This course covers matrix theory and linear algebra, emphasizing topics useful in other disciplines. Linear algebra is a branch of mathematics that studies systems of linear equations and the properties of matrices. The concepts of linear algebra are extremely useful in physics, economics and social sciences, natural sciences, and engineering. Due to its broad range of applications, linear algebra is one of the most widely taught subjects in college-level mathematics (and increasingly in high school).
18.02 Multivariable Calculus is a formal prerequisite for MIT students wishing to enroll in 18.06 Linear Algebra, but knowledge of calculus is not required to learn the subject.
To succeed in this course you will need to be comfortable with vectors, matrices, and three-dimensional coordinate systems. This material is presented in the first few lectures of 18.02 Multivariable Calculus, and again here.
The basic operations of linear algebra are those you learned in grade school – addition and multiplication to produce "linear combinations." But with vectors, we move into four-dimensional space and n-dimensional space!
After successfully completing the course, you will have a good understanding of the following topics and their applications:
This course, designed for independent study, has been organized to follow the sequence of topics covered in an MIT course on Linear Algebra. The content is organized into three major units:
Each unit has been further divided into a sequence of sessions that cover an amount you might expect to complete in one sitting. Each session has a video lecture on the topic, accompanied by a lecture summary. For further study, there are suggested readings in Professor Strang's textbook:
Click on the navigation links in the left column to display the sessions in the three units.
To help guide your learning, you will see how problem solving is taught by an experienced MIT Recitation instructor (six of the Problem Solving Videos are also available in Mandarin Chinese).
Finally, within each unit you will be presented with sets of problems at strategic points, so you can test your understanding of the material.

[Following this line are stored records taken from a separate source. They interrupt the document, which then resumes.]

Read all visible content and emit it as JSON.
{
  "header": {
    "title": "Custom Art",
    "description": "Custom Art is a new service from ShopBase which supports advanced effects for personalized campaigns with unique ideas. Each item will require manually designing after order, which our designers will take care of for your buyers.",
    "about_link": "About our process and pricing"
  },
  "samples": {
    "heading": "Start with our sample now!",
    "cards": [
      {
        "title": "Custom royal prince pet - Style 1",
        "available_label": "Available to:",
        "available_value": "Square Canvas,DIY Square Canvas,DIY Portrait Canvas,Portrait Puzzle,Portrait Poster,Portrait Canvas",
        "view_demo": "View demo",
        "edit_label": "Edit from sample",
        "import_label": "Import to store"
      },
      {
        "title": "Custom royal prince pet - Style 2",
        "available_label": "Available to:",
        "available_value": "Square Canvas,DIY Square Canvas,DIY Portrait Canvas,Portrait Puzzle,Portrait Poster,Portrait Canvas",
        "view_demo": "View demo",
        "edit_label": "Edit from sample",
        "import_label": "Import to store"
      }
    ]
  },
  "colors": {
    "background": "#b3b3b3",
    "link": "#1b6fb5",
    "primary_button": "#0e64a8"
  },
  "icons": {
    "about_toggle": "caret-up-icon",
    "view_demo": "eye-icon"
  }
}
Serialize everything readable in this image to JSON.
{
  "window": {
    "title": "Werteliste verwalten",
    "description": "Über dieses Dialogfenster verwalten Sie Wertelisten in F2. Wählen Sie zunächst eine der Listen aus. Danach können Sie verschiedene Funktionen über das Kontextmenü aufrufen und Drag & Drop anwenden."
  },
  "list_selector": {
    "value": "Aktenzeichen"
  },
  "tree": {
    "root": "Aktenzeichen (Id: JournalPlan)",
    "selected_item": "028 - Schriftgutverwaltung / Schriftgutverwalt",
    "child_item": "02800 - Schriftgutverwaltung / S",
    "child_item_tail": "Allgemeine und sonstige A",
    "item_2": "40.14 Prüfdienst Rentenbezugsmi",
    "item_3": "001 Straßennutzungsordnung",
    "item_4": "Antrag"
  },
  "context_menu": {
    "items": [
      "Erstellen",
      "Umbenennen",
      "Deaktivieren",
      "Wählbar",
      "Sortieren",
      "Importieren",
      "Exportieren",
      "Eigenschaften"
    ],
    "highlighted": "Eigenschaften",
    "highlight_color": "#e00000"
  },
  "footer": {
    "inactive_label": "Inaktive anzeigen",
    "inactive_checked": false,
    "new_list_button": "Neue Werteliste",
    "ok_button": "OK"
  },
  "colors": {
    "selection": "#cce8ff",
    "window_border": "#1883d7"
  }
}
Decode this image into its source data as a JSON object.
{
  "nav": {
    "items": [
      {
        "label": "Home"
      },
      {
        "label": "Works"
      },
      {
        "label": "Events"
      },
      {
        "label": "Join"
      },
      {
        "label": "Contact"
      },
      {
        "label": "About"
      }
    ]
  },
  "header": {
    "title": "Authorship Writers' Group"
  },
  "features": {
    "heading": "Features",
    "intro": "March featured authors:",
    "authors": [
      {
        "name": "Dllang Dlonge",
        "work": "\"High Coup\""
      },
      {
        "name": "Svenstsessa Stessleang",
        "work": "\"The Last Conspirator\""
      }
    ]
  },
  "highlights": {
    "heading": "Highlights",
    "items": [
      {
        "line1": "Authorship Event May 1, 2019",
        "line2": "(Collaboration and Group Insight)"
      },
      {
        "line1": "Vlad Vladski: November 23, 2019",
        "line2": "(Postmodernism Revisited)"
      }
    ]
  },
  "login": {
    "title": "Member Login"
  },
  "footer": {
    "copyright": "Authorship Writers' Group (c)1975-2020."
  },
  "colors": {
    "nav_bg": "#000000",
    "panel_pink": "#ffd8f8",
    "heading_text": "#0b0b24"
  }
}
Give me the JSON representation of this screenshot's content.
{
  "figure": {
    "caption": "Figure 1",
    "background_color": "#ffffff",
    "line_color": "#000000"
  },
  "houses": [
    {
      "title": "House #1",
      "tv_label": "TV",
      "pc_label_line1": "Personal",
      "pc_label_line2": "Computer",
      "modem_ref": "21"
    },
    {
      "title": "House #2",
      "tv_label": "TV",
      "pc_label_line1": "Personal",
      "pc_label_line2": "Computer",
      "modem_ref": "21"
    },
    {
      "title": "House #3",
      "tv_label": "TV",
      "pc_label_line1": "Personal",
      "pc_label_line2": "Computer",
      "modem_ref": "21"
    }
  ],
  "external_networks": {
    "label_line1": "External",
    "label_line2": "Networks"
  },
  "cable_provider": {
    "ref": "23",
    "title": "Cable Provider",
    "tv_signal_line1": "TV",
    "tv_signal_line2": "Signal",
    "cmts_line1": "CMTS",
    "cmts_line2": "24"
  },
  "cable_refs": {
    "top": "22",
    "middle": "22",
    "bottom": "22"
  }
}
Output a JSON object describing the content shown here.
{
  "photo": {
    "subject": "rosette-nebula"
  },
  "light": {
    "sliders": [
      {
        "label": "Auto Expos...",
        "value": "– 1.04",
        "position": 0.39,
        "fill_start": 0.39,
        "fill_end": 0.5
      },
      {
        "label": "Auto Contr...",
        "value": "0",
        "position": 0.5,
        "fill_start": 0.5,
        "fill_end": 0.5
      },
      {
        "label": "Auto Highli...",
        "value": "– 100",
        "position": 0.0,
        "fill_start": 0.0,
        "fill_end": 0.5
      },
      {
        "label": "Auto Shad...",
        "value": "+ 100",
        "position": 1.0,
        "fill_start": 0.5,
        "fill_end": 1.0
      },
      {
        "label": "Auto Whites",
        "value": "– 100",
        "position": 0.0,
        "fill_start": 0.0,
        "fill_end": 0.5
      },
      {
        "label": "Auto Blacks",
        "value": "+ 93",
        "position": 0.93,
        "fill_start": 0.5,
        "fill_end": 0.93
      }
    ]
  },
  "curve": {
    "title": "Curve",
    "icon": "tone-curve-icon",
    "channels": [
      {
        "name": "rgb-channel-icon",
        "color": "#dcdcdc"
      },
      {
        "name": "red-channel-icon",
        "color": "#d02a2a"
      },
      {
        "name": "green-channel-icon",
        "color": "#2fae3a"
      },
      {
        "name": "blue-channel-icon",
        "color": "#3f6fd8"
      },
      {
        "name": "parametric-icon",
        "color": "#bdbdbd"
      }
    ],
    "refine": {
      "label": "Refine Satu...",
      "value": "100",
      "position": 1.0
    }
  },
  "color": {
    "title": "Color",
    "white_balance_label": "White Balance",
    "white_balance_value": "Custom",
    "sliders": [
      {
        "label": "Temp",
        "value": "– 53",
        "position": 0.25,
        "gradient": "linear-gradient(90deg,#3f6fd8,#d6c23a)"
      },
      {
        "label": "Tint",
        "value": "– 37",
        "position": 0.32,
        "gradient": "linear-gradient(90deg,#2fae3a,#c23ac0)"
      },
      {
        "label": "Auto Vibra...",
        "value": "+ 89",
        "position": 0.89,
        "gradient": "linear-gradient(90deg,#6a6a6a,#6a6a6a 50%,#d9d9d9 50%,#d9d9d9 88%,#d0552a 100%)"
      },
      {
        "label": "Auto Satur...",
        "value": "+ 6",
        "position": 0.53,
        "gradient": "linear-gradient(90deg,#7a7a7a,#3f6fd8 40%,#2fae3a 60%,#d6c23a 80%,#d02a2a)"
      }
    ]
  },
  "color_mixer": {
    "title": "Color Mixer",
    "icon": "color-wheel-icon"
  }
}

MIT expects its students to spend about 150 hours on this course. More than half of that time is spent preparing for class and doing assignments. It's difficult to estimate how long it will take you to complete the course, but you can probably expect to spend an hour or more working through each individual session.
This OCW Scholar course was developed by:
With technical and writing assistance from:
The Help Session Videos were developed by:
To learn more about each of the TA's, visit the Meet the TAs page.